A core principle at Health Strategy is that a plan sponsor’s PBM agreement is fundamental to a comprehensive pharmacy benefit. Our contracting strategy starts with time-tested, algorithmic based definitions and pricing conditions. Slight nuances in these critical terms can be worth millions of dollars and if not accounted for properly, result in inaccurate total drug cost projections.
Brand & Generic Drug Definitions
It is crucial for your PBM Agreement to include strong definitions for brand and generic drugs. To simply state that brand and generic designation is determined by Medi-Span® or First Databank drug databases is not enough. Neither of these databases specifically designate whether a drug is a brand or generic, rather they provide associated indicators that the PBM applies in determining a drug’s designation. Therefore, the brand and generic drug definitions should specify a Medi-Span® or First Databank indicator-based algorithm for such determination. This approach ensures consistent and auditable brand and generic drug definitions upon reconciliation of pricing guarantees.

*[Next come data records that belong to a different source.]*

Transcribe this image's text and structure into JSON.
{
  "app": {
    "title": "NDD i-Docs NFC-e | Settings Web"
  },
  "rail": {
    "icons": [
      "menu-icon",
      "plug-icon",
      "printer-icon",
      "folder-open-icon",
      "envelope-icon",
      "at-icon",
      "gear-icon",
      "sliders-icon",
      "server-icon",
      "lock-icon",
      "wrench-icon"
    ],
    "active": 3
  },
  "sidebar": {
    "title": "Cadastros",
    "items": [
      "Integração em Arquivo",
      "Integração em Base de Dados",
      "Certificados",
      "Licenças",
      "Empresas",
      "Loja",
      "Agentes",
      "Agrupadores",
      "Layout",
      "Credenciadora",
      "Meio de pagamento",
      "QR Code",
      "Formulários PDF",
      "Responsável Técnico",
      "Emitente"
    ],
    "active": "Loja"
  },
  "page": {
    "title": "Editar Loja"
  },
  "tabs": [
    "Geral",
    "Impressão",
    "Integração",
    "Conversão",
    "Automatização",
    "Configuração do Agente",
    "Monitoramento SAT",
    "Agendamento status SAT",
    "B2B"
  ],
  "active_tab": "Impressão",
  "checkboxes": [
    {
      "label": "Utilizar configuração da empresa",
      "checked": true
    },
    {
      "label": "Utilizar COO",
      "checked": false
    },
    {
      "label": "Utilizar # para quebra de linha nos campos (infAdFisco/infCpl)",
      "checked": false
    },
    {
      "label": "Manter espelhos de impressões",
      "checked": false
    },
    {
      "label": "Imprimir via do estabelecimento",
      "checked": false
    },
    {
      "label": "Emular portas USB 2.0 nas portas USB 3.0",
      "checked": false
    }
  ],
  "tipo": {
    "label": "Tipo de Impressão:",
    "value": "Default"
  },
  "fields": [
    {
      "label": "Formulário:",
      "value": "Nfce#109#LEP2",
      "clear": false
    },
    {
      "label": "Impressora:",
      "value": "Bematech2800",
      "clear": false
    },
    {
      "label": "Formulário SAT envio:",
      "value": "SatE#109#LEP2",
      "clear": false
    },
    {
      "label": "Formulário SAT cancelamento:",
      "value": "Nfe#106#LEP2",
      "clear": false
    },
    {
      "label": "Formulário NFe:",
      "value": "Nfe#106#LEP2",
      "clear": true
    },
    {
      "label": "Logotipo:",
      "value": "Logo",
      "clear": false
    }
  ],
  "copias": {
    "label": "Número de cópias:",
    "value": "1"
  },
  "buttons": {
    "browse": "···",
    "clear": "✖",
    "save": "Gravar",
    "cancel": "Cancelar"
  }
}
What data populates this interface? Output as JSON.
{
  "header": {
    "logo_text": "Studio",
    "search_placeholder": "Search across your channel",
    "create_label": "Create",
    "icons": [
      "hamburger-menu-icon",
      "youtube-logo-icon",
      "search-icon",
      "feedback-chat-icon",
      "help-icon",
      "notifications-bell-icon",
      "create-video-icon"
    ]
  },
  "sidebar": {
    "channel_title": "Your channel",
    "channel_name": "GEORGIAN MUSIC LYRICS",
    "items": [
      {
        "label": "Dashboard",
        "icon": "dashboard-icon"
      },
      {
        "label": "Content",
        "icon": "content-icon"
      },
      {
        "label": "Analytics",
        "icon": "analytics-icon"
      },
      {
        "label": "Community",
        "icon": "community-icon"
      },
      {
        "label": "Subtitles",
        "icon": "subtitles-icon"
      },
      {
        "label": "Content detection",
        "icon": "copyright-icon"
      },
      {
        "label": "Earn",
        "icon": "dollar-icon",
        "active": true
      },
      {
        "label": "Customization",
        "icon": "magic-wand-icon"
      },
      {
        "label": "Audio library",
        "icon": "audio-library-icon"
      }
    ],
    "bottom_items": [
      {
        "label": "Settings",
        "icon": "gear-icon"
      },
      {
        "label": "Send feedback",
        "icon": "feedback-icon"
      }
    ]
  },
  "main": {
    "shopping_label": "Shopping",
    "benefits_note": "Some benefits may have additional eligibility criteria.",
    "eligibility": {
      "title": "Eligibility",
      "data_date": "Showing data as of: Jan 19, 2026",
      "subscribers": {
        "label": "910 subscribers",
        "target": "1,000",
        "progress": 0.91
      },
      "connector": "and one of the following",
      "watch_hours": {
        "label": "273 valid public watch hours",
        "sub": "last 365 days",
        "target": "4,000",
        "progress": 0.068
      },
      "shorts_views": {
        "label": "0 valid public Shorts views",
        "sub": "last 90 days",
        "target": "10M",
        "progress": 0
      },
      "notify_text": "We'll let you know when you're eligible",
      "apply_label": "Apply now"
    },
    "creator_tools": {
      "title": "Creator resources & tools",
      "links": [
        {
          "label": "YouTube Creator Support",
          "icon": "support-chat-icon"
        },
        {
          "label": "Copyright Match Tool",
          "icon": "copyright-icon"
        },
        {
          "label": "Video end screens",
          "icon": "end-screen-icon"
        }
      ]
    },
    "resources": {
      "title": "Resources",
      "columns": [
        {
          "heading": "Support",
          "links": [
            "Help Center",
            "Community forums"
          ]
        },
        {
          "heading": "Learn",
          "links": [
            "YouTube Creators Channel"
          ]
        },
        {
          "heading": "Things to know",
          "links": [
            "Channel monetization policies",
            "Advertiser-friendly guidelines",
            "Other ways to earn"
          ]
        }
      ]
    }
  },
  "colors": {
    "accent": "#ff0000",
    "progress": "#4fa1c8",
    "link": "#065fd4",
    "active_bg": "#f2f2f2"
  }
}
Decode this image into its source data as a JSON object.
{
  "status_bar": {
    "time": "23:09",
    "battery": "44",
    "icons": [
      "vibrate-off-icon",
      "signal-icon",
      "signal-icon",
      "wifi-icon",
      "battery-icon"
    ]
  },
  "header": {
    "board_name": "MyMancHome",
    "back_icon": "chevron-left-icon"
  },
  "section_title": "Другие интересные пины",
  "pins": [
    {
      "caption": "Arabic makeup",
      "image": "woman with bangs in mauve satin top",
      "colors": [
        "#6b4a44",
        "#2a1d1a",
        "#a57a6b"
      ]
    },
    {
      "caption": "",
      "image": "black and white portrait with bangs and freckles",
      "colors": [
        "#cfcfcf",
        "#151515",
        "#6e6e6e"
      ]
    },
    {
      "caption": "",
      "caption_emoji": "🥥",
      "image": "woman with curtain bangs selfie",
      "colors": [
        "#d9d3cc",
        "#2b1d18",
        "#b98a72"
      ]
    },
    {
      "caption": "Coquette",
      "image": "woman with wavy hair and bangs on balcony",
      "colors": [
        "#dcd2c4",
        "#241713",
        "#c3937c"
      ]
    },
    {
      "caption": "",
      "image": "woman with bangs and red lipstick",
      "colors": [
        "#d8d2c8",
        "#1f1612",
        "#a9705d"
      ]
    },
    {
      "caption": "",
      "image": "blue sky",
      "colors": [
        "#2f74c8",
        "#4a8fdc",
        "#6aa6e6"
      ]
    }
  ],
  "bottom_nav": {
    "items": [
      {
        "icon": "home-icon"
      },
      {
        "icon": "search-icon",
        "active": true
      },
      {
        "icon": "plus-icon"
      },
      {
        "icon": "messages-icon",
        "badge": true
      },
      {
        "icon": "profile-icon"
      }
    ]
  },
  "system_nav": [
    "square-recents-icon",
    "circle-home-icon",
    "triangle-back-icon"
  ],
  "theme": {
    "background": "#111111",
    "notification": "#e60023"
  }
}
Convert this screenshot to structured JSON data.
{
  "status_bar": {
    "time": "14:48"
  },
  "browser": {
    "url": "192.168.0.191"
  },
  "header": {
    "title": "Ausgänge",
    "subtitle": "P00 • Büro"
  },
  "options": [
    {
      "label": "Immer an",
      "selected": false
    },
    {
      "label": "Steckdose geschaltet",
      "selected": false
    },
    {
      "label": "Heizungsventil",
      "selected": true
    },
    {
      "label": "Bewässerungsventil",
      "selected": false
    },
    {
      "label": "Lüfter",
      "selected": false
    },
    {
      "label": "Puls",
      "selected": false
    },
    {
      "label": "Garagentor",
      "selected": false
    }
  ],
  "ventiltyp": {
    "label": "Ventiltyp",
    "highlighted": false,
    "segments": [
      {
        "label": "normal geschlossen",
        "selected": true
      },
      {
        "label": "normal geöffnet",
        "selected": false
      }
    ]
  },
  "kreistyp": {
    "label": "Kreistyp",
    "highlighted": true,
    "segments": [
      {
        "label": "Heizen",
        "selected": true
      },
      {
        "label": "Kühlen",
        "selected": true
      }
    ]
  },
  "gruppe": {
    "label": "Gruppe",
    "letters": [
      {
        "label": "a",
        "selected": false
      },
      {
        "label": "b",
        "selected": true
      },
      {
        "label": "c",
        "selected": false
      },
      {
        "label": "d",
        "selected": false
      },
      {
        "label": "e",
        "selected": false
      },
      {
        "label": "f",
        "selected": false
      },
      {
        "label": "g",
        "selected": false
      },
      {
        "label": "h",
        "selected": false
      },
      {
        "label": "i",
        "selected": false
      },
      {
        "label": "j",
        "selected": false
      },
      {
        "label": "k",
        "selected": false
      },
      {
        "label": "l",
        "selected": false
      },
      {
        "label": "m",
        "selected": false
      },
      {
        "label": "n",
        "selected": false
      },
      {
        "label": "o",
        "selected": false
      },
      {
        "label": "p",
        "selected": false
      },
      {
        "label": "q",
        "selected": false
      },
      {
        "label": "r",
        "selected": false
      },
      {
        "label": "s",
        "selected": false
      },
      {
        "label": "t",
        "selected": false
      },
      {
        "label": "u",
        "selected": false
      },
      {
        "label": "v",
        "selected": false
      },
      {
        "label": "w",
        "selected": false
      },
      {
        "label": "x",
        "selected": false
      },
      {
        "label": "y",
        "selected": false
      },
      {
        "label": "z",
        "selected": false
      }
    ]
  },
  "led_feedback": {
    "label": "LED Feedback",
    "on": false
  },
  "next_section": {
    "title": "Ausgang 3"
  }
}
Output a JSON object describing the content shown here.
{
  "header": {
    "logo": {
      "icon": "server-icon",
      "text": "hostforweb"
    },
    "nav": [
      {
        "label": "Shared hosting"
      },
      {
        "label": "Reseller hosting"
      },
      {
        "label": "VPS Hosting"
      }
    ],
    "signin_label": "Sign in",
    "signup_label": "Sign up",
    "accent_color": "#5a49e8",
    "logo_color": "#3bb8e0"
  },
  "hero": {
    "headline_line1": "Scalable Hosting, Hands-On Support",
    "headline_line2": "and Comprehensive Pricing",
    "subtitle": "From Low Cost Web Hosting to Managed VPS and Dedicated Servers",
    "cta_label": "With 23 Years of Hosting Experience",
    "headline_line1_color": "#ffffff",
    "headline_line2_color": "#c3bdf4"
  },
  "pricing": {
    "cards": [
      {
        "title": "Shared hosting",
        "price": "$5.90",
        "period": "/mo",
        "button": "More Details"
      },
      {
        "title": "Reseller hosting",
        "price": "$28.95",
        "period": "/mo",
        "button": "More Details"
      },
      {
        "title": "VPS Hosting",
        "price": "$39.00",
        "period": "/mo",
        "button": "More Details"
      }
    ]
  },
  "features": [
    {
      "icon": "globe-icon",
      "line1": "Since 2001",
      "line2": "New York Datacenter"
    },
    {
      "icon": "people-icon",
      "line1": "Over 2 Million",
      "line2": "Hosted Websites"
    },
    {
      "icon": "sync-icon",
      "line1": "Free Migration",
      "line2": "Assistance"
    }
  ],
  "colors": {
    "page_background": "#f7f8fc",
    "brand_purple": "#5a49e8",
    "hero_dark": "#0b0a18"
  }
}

Without clearly defined and appropriate Brand and Generic Drug definitions, PBMs have the latitude to selectively classify drugs as a Brand or Generic to achieve contractual pricing guarantees.
Take Health Strategy’s PBM Agreement Assessment
How does your contract’s brand & generic drug definition stack up against Health Strategy’s best practice? Health Strategy assesses over 35 factors when analyzing a PBM contract (Contract Vulnerability Assessment). Given the interdependencies, it is not enough to have “most of them.”
Take Health Strategy’s PBM agreement assessment today to see how your contract stacks up against Health Strategy best practices.